Ways and Means passes TPA bill
The House Ways and Means Committee late today passed the bill granting President Barack Obama trade promotion authority.
The bill, titled the Bipartisan Congressional Trade Priorities and Accountability Act, passed the committee on a 25-13 vote, with two Democrats – Reps. Ron Kind of Wisconsin and Earl Blumenauer of Oregon – joining all committee Republicans in support.
The TPA bill, which has already passed the Senate Finance Committee, now heads to the floor in each chamber. Timing is uncertain, but Senate Finance Committee Chairman Orrin Hatch, R-Utah, has said he wants the Senate to act on it in May.

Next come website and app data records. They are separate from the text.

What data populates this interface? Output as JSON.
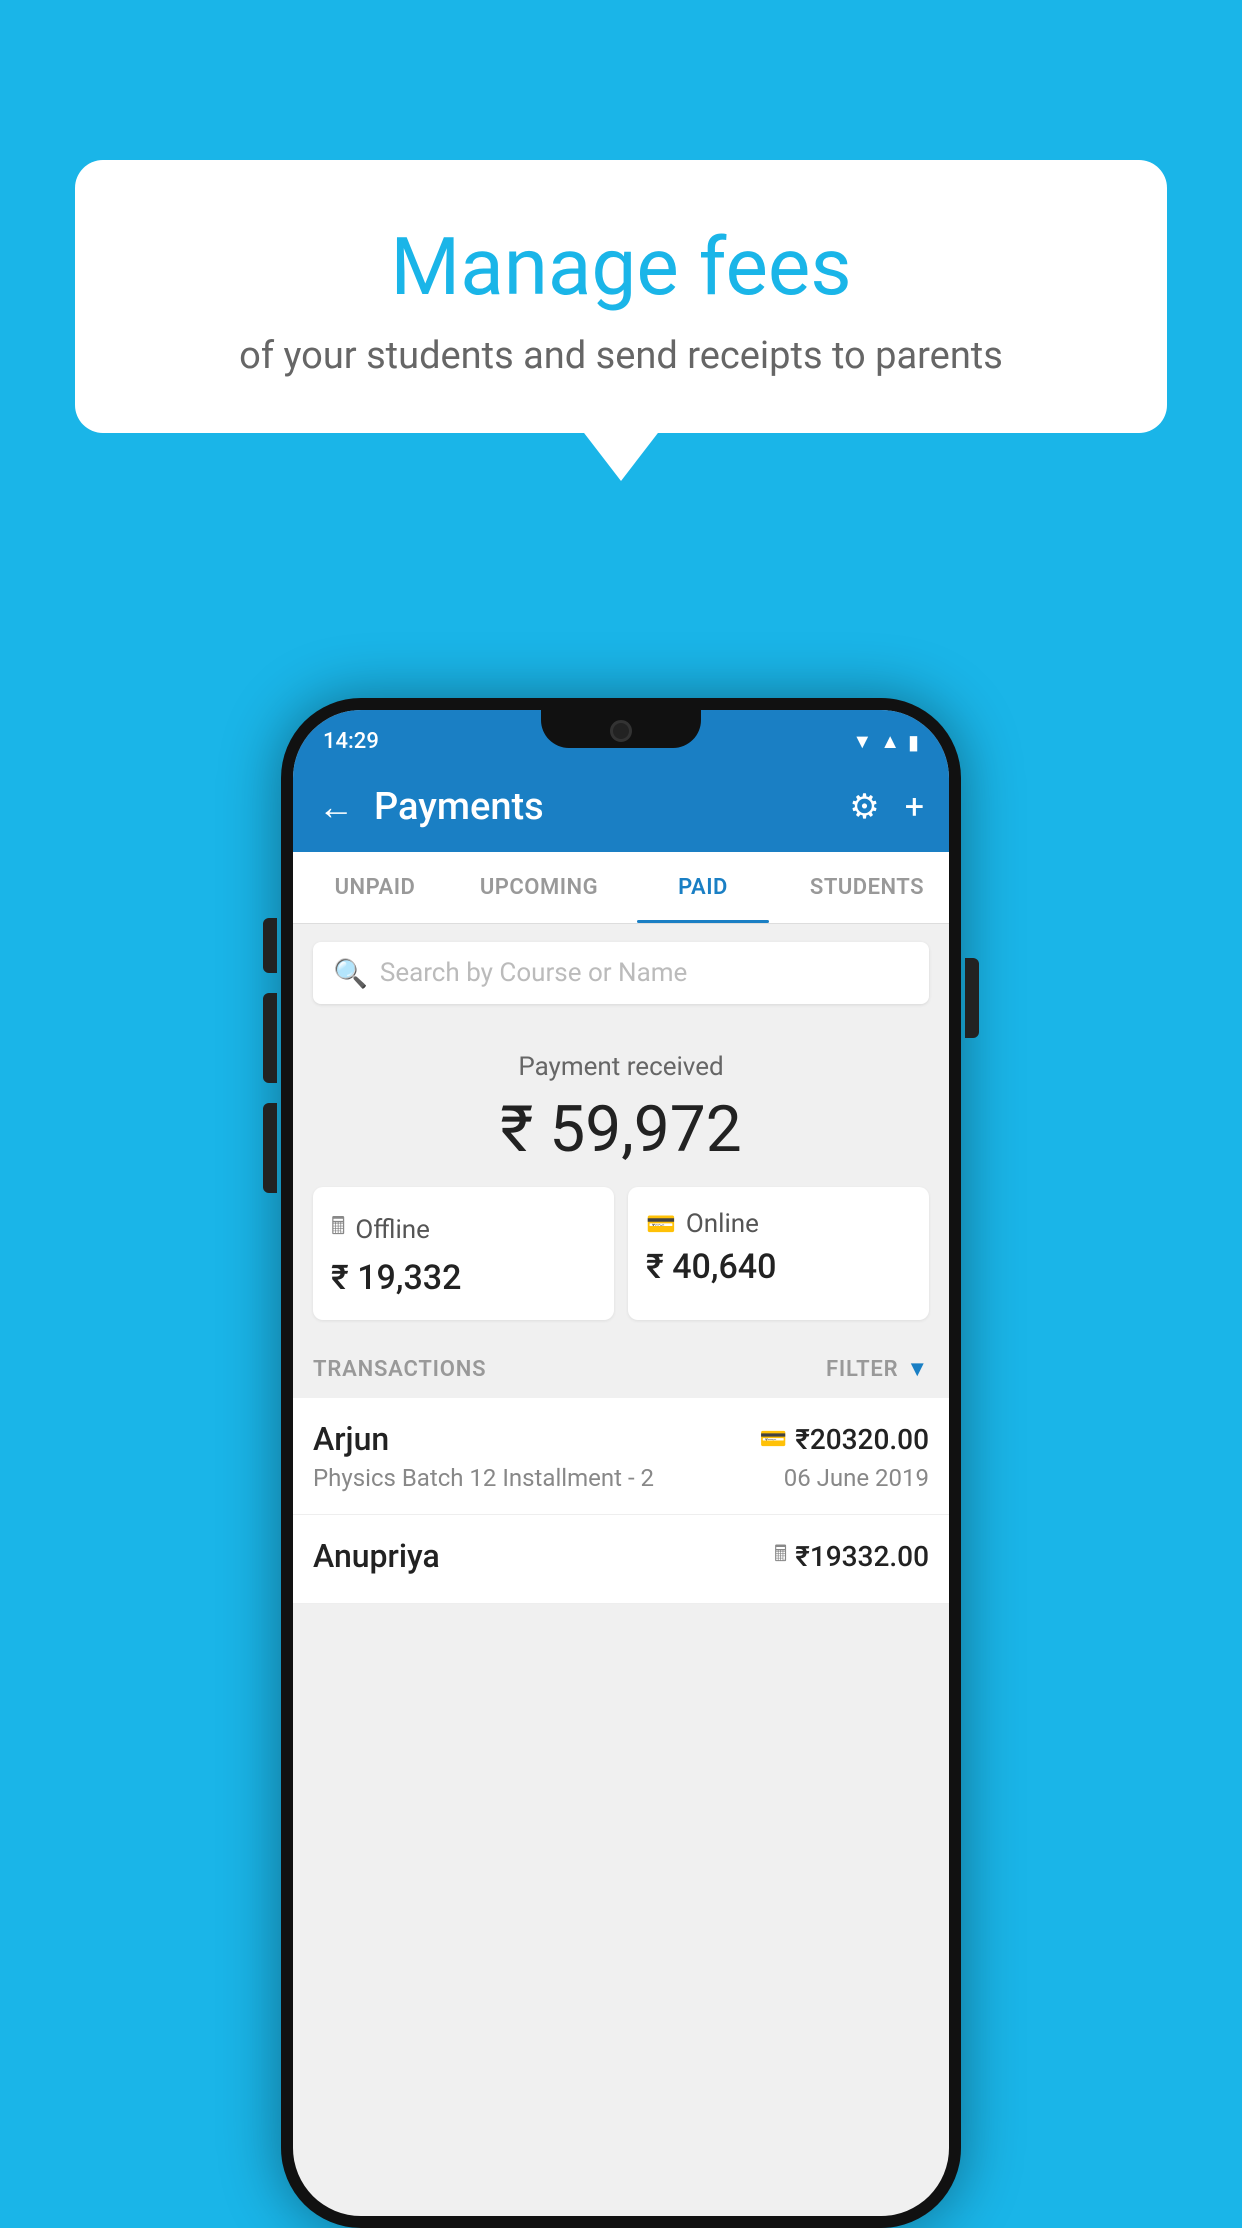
{
  "background_color": "#1ab5e8",
  "speech_bubble": {
    "title": "Manage fees",
    "subtitle": "of your students and send receipts to parents"
  },
  "status_bar": {
    "time": "14:29",
    "icons": [
      "wifi",
      "signal",
      "battery"
    ]
  },
  "app_bar": {
    "title": "Payments",
    "back_label": "←",
    "settings_label": "⚙",
    "add_label": "+"
  },
  "tabs": [
    {
      "label": "UNPAID",
      "active": false
    },
    {
      "label": "UPCOMING",
      "active": false
    },
    {
      "label": "PAID",
      "active": true
    },
    {
      "label": "STUDENTS",
      "active": false
    }
  ],
  "search": {
    "placeholder": "Search by Course or Name"
  },
  "payment": {
    "label": "Payment received",
    "amount": "₹ 59,972",
    "offline": {
      "label": "Offline",
      "amount": "₹ 19,332"
    },
    "online": {
      "label": "Online",
      "amount": "₹ 40,640"
    }
  },
  "transactions": {
    "section_label": "TRANSACTIONS",
    "filter_label": "FILTER",
    "items": [
      {
        "name": "Arjun",
        "amount": "₹20320.00",
        "description": "Physics Batch 12 Installment - 2",
        "date": "06 June 2019",
        "payment_type": "card"
      },
      {
        "name": "Anupriya",
        "amount": "₹19332.00",
        "description": "",
        "date": "",
        "payment_type": "offline"
      }
    ]
  }
}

The Ways and Means Committee decision to send it to the House floor also creates a positive atmosphere for the state visit of Japanese Prime Minister Shinzo Abe in Washington next week.
Committee Chairman Paul Ryan, R-Wis., said in a statement, “Today we took an important step toward a healthier economy and stronger American leadership in the world. This bill will help us achieve the best trade agreements for American workers and job creators. It will allow the United States — instead of China — to write the rules of the economy. And it will hold the president accountable to Congress.
“TPA puts Congress in the driver’s seat of trade negotiations and provides the transparency that Americans deserve,” he added. “I want to thank all the members of the committee who helped us get here, and I look forward to working with my colleagues in the House to pass this bill into law soon.”
National Cattlemen’s Beef Association President and Chugwater, Wyo., cattleman Philip Ellis praised the committee action.
“TPA is critical to negotiating future free trade agreements. Cattlemen urge swift passage of this legislation by the full House and Senate,” Ellis said.
The Sweetener Users Association, which represents candy makers and other industrial sugar users, urged the House and Senate leadership to schedule floor votes as soon as possible, so that U.S. trade negotiators could use the authority to complete the Trans-Pacific Partnership negotiations.
But the American Sugar Cane League, which represents the Louisiana sugar cane industry, said, “It’s important that the [TPP] trade agreement doesn’t trade away the ability of our 220-year-old industry to compete. But it’s not just about Louisiana. It also about the effect TPP could have on the 20 other sugar-producing states in the country.”
Jim Simon, manager of the American Sugar Cane League, said, “Mexico, a U.S. North American Free Trade Agreement trading partner, depressed sugar prices by dumping subsidized sugar on the American market.”
The broader Trade Benefits Coalition, which is led by the Business Roundtable, noted that 269 businesses, associations, and agriculture groups had written Ways and Means members, urging them to vote for the bill.
–The Hagstrom Report